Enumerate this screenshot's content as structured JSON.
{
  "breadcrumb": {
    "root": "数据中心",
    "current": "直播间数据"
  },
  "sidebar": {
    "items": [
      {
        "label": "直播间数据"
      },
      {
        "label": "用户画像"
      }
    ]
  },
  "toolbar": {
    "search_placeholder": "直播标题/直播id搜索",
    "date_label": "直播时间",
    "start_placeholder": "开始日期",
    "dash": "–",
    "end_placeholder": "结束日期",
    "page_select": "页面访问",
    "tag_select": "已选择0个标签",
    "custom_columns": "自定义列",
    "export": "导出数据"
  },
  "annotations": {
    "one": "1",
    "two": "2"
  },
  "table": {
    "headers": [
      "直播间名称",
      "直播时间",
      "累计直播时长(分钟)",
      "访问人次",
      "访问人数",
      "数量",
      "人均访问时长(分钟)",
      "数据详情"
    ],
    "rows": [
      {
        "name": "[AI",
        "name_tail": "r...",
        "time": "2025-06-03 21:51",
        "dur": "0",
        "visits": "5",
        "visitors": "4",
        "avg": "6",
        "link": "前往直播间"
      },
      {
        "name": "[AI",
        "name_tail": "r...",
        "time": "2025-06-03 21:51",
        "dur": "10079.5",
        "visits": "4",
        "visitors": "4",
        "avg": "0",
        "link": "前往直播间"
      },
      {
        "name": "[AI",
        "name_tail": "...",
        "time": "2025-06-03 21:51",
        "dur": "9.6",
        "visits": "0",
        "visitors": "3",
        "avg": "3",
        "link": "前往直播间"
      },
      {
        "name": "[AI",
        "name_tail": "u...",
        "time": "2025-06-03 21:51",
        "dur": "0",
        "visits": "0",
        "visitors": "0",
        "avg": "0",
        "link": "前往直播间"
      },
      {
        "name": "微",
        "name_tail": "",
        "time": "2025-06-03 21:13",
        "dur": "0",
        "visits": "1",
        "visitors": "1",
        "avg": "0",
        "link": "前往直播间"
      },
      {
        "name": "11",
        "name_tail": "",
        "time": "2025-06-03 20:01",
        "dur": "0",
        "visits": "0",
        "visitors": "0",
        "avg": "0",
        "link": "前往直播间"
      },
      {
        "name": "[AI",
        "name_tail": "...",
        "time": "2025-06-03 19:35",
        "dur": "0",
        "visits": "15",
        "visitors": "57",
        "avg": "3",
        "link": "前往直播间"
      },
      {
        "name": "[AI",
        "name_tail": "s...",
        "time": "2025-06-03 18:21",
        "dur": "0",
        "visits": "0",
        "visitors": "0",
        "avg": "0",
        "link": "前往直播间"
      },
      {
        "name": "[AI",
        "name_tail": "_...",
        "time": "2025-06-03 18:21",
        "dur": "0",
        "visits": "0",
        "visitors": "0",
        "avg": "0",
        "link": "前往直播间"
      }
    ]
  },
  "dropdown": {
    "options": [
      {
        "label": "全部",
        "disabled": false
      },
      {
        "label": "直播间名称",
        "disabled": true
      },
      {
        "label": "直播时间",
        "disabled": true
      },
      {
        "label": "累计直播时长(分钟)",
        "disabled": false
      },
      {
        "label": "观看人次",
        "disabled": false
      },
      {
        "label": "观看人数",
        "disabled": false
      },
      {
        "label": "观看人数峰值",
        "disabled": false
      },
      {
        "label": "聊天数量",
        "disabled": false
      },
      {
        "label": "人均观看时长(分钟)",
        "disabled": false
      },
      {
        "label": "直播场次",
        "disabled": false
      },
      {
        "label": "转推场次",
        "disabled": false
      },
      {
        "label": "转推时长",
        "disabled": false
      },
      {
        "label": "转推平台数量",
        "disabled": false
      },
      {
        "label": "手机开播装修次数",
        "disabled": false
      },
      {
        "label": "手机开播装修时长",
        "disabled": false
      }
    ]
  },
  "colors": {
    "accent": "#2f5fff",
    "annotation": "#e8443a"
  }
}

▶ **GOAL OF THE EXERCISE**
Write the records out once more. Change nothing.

▶ **FINAL ANSWER**
Enumerate this screenshot's content as structured JSON.
{
  "breadcrumb": {
    "root": "数据中心",
    "current": "直播间数据"
  },
  "sidebar": {
    "items": [
      {
        "label": "直播间数据"
      },
      {
        "label": "用户画像"
      }
    ]
  },
  "toolbar": {
    "search_placeholder": "直播标题/直播id搜索",
    "date_label": "直播时间",
    "start_placeholder": "开始日期",
    "dash": "–",
    "end_placeholder": "结束日期",
    "page_select": "页面访问",
    "tag_select": "已选择0个标签",
    "custom_columns": "自定义列",
    "export": "导出数据"
  },
  "annotations": {
    "one": "1",
    "two": "2"
  },
  "table": {
    "headers": [
      "直播间名称",
      "直播时间",
      "累计直播时长(分钟)",
      "访问人次",
      "访问人数",
      "数量",
      "人均访问时长(分钟)",
      "数据详情"
    ],
    "rows": [
      {
        "name": "[AI",
        "name_tail": "r...",
        "time": "2025-06-03 21:51",
        "dur": "0",
        "visits": "5",
        "visitors": "4",
        "avg": "6",
        "link": "前往直播间"
      },
      {
        "name": "[AI",
        "name_tail": "r...",
        "time": "2025-06-03 21:51",
        "dur": "10079.5",
        "visits": "4",
        "visitors": "4",
        "avg": "0",
        "link": "前往直播间"
      },
      {
        "name": "[AI",
        "name_tail": "...",
        "time": "2025-06-03 21:51",
        "dur": "9.6",
        "visits": "0",
        "visitors": "3",
        "avg": "3",
        "link": "前往直播间"
      },
      {
        "name": "[AI",
        "name_tail": "u...",
        "time": "2025-06-03 21:51",
        "dur": "0",
        "visits": "0",
        "visitors": "0",
        "avg": "0",
        "link": "前往直播间"
      },
      {
        "name": "微",
        "name_tail": "",
        "time": "2025-06-03 21:13",
        "dur": "0",
        "visits": "1",
        "visitors": "1",
        "avg": "0",
        "link": "前往直播间"
      },
      {
        "name": "11",
        "name_tail": "",
        "time": "2025-06-03 20:01",
        "dur": "0",
        "visits": "0",
        "visitors": "0",
        "avg": "0",
        "link": "前往直播间"
      },
      {
        "name": "[AI",
        "name_tail": "...",
        "time": "2025-06-03 19:35",
        "dur": "0",
        "visits": "15",
        "visitors": "57",
        "avg": "3",
        "link": "前往直播间"
      },
      {
        "name": "[AI",
        "name_tail": "s...",
        "time": "2025-06-03 18:21",
        "dur": "0",
        "visits": "0",
        "visitors": "0",
        "avg": "0",
        "link": "前往直播间"
      },
      {
        "name": "[AI",
        "name_tail": "_...",
        "time": "2025-06-03 18:21",
        "dur": "0",
        "visits": "0",
        "visitors": "0",
        "avg": "0",
        "link": "前往直播间"
      }
    ]
  },
  "dropdown": {
    "options": [
      {
        "label": "全部",
        "disabled": false
      },
      {
        "label": "直播间名称",
        "disabled": true
      },
      {
        "label": "直播时间",
        "disabled": true
      },
      {
        "label": "累计直播时长(分钟)",
        "disabled": false
      },
      {
        "label": "观看人次",
        "disabled": false
      },
      {
        "label": "观看人数",
        "disabled": false
      },
      {
        "label": "观看人数峰值",
        "disabled": false
      },
      {
        "label": "聊天数量",
        "disabled": false
      },
      {
        "label": "人均观看时长(分钟)",
        "disabled": false
      },
      {
        "label": "直播场次",
        "disabled": false
      },
      {
        "label": "转推场次",
        "disabled": false
      },
      {
        "label": "转推时长",
        "disabled": false
      },
      {
        "label": "转推平台数量",
        "disabled": false
      },
      {
        "label": "手机开播装修次数",
        "disabled": false
      },
      {
        "label": "手机开播装修时长",
        "disabled": false
      }
    ]
  },
  "colors": {
    "accent": "#2f5fff",
    "annotation": "#e8443a"
  }
}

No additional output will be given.